While it’s becoming more and more competitive at the front of the pack, it’s still growing by leaps and bounds among weekend warriors. Short, fun races that require little or no training are booming at one end of the spectrum while epic championship races with professional athletes and big cash prizes are gaining momentum at the other. And it could
seriously become an Olympic sport by 2024.
8. Rising shoe prices
There are still several good running shoes available for $100 or less, but don’t expect prices to trend downward this year. Although many great performance-oriented trainers can be found in the $105 to $125 price range, Newton, Hoka One One and a few other brands have forever changed the spectrum with premium pricing—now there are dozens of models in the $130 to $175 price range. The higher cost of material, manufacturing and shipping are mostly to blame, but so too are the advanced features and designs. The ASICS MetaRun shoe—the most expensive running shoe ever—carries a price tag of $250.
9. Running retail changes
The best place to shop for running shoes and gear is at your local running specialty shop—and ideally one that is locally owned—because that’s typically where you’ll get the best service, local knowledge, and community interaction and support. But the retail industry is changing and those small stores that have been at the core of the sport for decades are struggling. Some of the best shops in the country are now owned by national chains more loyal to the bottom line and corporate shareholders than to the local running scene. Plus, there are dozens of online stores selling closeout models at big discounts. Support your local shops this year as a treasure of your local running community.
10. Running is fun
This should seem like a no-brainer, but this should also always be the single greatest trend in running. For some it means hammering hard track workouts in pursuit of faster race times or going on grueling all-day adventure runs to train for an ultra race or to achieve personal FKTs out on the trails. For others it means wearing a tutu and doing your best to merely reach the finish line of a half marathon, or showing up for a 5K group run after a long workday to blow off some steam and enjoy a happy hour beer with friends.
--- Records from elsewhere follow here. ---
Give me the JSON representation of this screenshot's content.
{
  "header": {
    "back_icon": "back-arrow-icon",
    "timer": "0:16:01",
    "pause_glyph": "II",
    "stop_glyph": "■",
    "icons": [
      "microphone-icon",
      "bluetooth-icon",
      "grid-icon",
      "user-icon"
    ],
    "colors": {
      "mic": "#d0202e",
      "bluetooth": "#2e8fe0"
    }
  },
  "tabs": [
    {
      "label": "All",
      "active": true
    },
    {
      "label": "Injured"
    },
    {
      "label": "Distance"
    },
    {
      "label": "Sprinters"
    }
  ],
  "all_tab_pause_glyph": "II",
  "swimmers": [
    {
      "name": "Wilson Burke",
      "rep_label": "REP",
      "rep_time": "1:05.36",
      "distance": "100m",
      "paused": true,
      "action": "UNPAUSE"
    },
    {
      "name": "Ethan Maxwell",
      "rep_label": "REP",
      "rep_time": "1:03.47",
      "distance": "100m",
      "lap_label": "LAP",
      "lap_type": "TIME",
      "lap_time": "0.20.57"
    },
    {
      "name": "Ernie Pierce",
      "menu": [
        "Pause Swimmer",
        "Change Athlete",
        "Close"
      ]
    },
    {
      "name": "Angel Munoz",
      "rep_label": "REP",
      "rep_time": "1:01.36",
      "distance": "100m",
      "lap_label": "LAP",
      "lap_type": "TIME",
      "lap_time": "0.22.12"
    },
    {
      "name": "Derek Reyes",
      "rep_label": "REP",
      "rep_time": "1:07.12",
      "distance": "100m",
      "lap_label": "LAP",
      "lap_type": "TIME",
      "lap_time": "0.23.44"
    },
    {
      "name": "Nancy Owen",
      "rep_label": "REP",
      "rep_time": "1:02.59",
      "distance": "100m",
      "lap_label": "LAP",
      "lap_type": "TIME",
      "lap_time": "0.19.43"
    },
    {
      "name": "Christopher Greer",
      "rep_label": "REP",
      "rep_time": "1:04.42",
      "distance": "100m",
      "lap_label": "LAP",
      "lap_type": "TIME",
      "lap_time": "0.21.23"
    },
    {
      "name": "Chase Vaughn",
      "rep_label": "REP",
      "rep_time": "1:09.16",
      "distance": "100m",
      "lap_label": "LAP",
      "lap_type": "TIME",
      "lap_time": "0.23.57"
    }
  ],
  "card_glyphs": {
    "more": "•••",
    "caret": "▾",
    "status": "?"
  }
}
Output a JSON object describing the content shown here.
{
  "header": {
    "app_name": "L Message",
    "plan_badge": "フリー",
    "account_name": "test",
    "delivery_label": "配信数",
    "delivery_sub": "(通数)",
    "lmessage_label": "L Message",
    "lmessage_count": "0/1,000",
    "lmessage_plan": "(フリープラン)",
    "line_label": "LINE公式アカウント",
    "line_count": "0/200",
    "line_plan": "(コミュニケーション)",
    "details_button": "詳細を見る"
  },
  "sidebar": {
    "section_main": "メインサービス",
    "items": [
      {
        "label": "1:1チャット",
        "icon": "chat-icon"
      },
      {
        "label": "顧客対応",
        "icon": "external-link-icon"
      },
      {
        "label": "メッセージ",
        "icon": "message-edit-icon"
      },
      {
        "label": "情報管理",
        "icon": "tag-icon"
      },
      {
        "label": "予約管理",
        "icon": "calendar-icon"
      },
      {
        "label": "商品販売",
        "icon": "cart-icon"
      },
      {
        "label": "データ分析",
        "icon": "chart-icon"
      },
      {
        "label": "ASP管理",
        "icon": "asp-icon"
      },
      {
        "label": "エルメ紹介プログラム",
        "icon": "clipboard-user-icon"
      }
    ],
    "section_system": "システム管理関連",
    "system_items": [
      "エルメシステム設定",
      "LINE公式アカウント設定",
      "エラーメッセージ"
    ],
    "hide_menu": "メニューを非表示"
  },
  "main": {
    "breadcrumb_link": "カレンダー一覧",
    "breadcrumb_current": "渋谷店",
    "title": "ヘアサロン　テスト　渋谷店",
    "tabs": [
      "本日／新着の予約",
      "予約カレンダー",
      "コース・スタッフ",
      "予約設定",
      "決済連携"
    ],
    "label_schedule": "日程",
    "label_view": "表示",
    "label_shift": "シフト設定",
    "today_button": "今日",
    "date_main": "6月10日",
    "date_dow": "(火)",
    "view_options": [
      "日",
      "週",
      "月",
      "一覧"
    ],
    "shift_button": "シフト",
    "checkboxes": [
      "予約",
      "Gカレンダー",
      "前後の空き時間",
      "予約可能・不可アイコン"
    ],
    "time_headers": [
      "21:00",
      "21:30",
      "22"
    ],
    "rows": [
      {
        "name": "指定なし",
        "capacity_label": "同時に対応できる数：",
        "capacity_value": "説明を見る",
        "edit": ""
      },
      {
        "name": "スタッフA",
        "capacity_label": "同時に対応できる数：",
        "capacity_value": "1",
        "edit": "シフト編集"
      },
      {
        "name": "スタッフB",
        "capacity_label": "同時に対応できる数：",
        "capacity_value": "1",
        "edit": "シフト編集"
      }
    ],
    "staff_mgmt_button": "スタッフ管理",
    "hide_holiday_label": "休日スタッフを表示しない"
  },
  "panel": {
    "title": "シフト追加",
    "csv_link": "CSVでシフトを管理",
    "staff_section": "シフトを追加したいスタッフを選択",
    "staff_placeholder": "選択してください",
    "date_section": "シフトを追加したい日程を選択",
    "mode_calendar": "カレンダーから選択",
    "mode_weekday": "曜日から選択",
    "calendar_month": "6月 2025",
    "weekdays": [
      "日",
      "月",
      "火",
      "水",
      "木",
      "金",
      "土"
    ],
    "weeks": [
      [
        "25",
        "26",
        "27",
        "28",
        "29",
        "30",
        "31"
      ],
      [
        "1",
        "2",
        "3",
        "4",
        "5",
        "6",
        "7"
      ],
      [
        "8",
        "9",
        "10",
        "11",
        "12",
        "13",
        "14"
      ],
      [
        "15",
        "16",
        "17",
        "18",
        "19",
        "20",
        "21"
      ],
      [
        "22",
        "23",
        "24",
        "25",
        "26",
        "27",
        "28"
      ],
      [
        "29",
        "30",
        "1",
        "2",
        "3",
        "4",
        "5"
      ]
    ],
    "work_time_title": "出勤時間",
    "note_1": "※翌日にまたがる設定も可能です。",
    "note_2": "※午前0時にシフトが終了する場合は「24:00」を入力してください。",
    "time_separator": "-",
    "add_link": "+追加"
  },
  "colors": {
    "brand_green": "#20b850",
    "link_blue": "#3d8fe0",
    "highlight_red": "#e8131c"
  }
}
To each their own! No matter how you do it, make sure you’re having fun when you’re out there putting one leg in front of the other.